Tochigi Prefecture is located in the Kanto region and is known for its several UNESCO recognized World Heritage Sites in the city of Nikko. Its most famous tourist spot is Toshogu, an extravagantly decorated shrine and the final resting place of shogunate Tokugawa Ieyasu. The shrine is especially unique for its incorporation of both Shintoism and Buddhism. Lake Chuzenji, above Nikko, is also a well visited lake known for its beautiful autumn colors. Lake Chuzenji was formed by a natural dam and is known for its depth of 530 ft. Even besides Lake Chuzenji, Tochigi Prefecture has many places of nature. In fact, as of April 2012, 21% of Tochigi's land was designated as a natural park.
Known for an extraordinary depth, the deepest point measuring 161.5m
One of the largest waterfalls in Japan, measuring about 96.3m in height
See no Evil, Speak no Evil, Hear no Evil
Popular tour city in Tochigi famous for its temple, hot spring and more
A pair of winding roads, especially beautiful in the autumn
A history theme park depicting life during the Edo Period in Tochigi Prefecture
Dragon Head Waterfall best known for the beautiful autumn leaves and scenery
Architectural Museum of Miniature Famous Buildings
Tochigi is known for its gyoza, or pot stickers. Typical gyoza dumplings are filled with minced meat and vegetables such as cabbage, garlic, nira, and green onion. Gyoza can be enjoyed pan fried, boiled, or deep dried but in Tochigi it is most commonly eaten pan fried. Although gyoza is often served in ramen shops and izakaya in most of Japan, the city of Utsunomiya in Tochigi is especially known for its gyoza and has over 200 restaurants that specialize in gyoza.

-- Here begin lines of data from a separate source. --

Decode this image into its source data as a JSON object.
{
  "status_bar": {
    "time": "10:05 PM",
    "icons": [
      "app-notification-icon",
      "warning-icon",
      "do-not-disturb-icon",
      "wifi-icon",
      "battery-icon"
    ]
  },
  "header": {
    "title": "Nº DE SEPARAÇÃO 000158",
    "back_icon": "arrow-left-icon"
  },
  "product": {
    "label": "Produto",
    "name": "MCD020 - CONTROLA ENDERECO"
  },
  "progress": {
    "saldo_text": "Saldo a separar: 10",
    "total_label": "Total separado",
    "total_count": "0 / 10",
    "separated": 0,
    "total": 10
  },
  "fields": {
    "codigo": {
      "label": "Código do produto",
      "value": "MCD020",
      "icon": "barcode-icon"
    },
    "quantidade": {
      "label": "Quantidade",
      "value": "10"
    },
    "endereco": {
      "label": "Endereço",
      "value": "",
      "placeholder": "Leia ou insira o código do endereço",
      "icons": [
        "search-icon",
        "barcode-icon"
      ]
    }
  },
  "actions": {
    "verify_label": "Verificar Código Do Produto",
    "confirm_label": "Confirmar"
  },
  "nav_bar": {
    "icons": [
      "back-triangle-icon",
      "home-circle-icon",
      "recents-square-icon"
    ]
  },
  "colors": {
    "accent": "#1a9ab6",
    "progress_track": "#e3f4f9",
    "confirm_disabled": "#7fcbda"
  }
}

Tochigi is also a major producer of kanpyo, producing over 80% of Japan's kanpyo. Kanpyo is dried calabash, a type of gourd often served in sushi rolls. The dried calabash is peeled and shaved into a long strip which is then dried. The dried kanpyo is re-hydrated in water for several hours, boiled, and flavored in dashi, soy sauce, mirin, and sugar to give it a slightly sweet taste.
Mashiko-yaki is a form of pottery that evolved in the 19th century and developed in Mashiko, Tochigi. Today the town of Mashiko is known as the center of pottery, featuring approximately 400 potters, kilns, and various collections of Mashiko-yaki. Mashiko-yaki is known for its rustic style with just a brown or red glaze. At Mashiko-yaki Kamomoto Kyohan Center in Mashiko, Tochigi, you can even try your hand at Mashiko-yaki pottery making. The town of Mashiko also holds a tōki-ichi or pottery markets in April and November at which mashiko-yaki are sold at discounted prices and offer pottery-making workshops throughout town.
Hyakumono-Zoroe Sennin Gyoretsu is a festival held at Nikko Toshogu Shrine in the spring featuring 1,000 men dressed as samurai. The event reproduces when Tokugawa Ieyasu, the first Edo Shogunate's grave was transferred from Shizuoka to Nikko following his wishes. Men fully dressed in samurai attire and horses carrying Shinto priests recreate the significant procession. Hyakumono-Zoroe Sennin Gyoretsu is actually a two day event but the first day only consists of a ceremony attended by family members of the Tokugawa family and the main procession is held on the second day. The procession is held again in October but on a smaller scale than the spring procession.
Known for its beautiful fuji or wisteria flowers and multiple colors' wisteria flowers